Proceed along the pavement towards the village of Newmills. Look out for the monument marking the site of Valleyfield Colliery which closed in 1978. Valleyfield was the scene of one of the worst pit disasters in Fife when 35 men lost their lives in 1939 when gas caught light and set fire to coal dust.
Cross the bridge and take a right turning down the path towards the shoreline at Newmills. Continue along the road and under the railway bridge towards Torryburn. On reaching Torryburn keep walking along the main street taking a left turn at the childrens play area. Do not follow the signs for the Fife Coastal Path.
Continue through the village of Torryburn past the old church on the right now sadly disused. The footpath follows the road up towards a large cemetery on the right. There are traffic lights controlling traffic over a narrow bridge over the railway.
Do not walk over the bridge
Here the signage for the route is not good. Do not walk over the bridge. There is a metal gate to the right. Go through the gate and you will find a waymarker hidden behind the gate directing you up an old road. Follow the road with old beech trees on either side until you reach another gate and the busy A985.
Cairneyhill and a stop for lunch
Cross the road and proceed down the farm road on the opposite side towards Cairneyhill. At the end of the road take a right turn and walk up the main street. We stopped for lunch at Fairley’s Garden Centre where they serve coffees and light lunches all day. It is also a good toilet stop.
At the very end of the main street on your way out of Cairneyhill look out for the next waymarker taking you down a right of way called Hilton Road towards Crossford. On reaching Crossford do not proceed into the village. Cross the road and proceed up Kirkwood Crescent.
The Fife Pilgrim Way Culross to Dunfermline the home stretch
At the top of the road take a left and follow the road towards Knockhouse Farm. At the farm take a right turn and walk behind the farm buildings and follow the grassy path towards Dunfermline. As you walk along the path you get your first view of the abbey in front of you and you can imagine what it was like for the pilgrims all those years ago.
At the end of the path you have reached Dunfermline. Cross the road which can be busy depending on the time of day and proceed down Cameron Street. At the end of the street turn right and follow the road down until you come to Pittencrieff Park. Follow the waymarkers through the park to Dunfermline Abbey and the end of this part of the walk.
Public Transport Fife Pilgrim Way Culross to Dunfermline
For those who want to use public transport to walk the Fife Pilgrim Way Culross to Dunfermline. There is an hourly bus service from Dunfermline bus station to Culross which takes 36 minutes. See Stagecoach Website or download the Transport Scotland App from the App store. There are also public toilets at the bus station.

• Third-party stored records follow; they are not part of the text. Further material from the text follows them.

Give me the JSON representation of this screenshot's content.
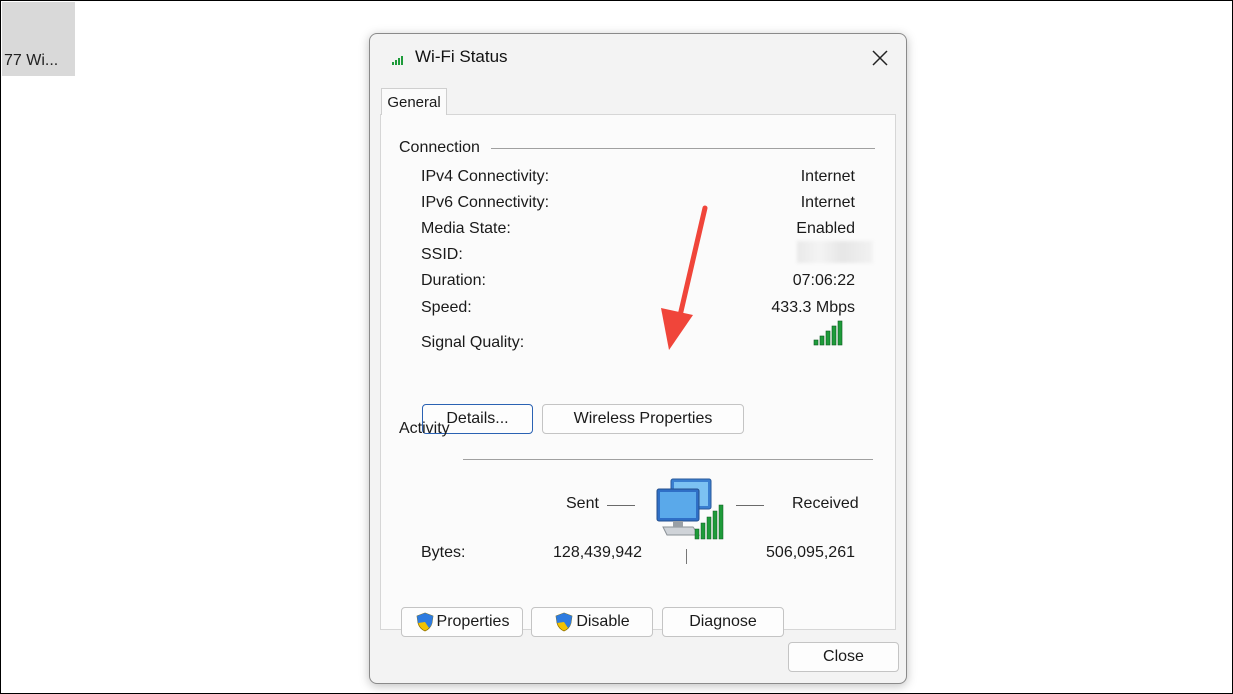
{
  "background": {
    "tab_label": "77 Wi..."
  },
  "dialog": {
    "title": "Wi-Fi Status",
    "tabs": [
      {
        "label": "General"
      }
    ],
    "connection": {
      "group_label": "Connection",
      "rows": [
        {
          "label": "IPv4 Connectivity:",
          "value": "Internet"
        },
        {
          "label": "IPv6 Connectivity:",
          "value": "Internet"
        },
        {
          "label": "Media State:",
          "value": "Enabled"
        },
        {
          "label": "SSID:",
          "value": ""
        },
        {
          "label": "Duration:",
          "value": "07:06:22"
        },
        {
          "label": "Speed:",
          "value": "433.3 Mbps"
        },
        {
          "label": "Signal Quality:",
          "value": ""
        }
      ],
      "signal_bars": 5,
      "details_label": "Details...",
      "wireless_properties_label": "Wireless Properties"
    },
    "activity": {
      "group_label": "Activity",
      "sent_label": "Sent",
      "received_label": "Received",
      "bytes_label": "Bytes:",
      "bytes_sent": "128,439,942",
      "bytes_received": "506,095,261"
    },
    "buttons": {
      "properties": "Properties",
      "disable": "Disable",
      "diagnose": "Diagnose",
      "close": "Close"
    }
  },
  "colors": {
    "signal_green": "#1e9b3a",
    "arrow_red": "#f0453a",
    "default_button_border": "#2a62b3"
  },
  "icons": [
    "wifi-signal-icon",
    "close-icon",
    "shield-icon",
    "network-computers-icon",
    "signal-quality-icon",
    "annotation-arrow"
  ]
}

Hot Tip Fife Pilgrim Way Culross to Dunfermline
There are several side streets only a short walk from the bus station that you can park for free all day.

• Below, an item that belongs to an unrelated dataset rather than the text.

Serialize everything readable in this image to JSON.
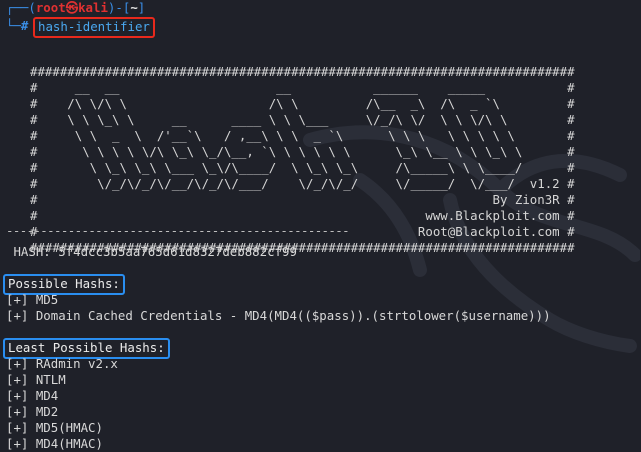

Verdict on this walk Fife Pilgrim Way Culross to Dunfermline
If I had limited time and could not walk all of the route to St Andrews would I
- Walk this section of the Fife Pilgrim Way Culross to Dunfermline
- Consider walking this section
- Leave it
I would consider it. The walk took us approximately 4 hours. If you don’t have enough time to do the walk a visit to Culross and Dunfermline should definitely be on your itinerary.
Planning to Walk the Pilgrim Way Culross to Dunfermline.
- Check the bus times using the Stagecoach website or the Travel Line Scotland App.
- Make sure you are well equipped. A good pair of boots or stout shoes are essential.
- Take waterproof clothing even in summer.
- Buy a map of the route. (click on the image below)
There is also a book written by Dr Ian Bradley on the Pilgrim Way which may be of interest to you. I hope you enjoy the walk.
Staying at Sandcastle Cottage Crail
Sandcastle Cottage is up to an hours drive from anywhere you want to visit in Fife. For more information about Sandcastle Cottage and the facilities we have to offer including prices and availability click on our website at www.2crail.com or click on the Book Now Button below.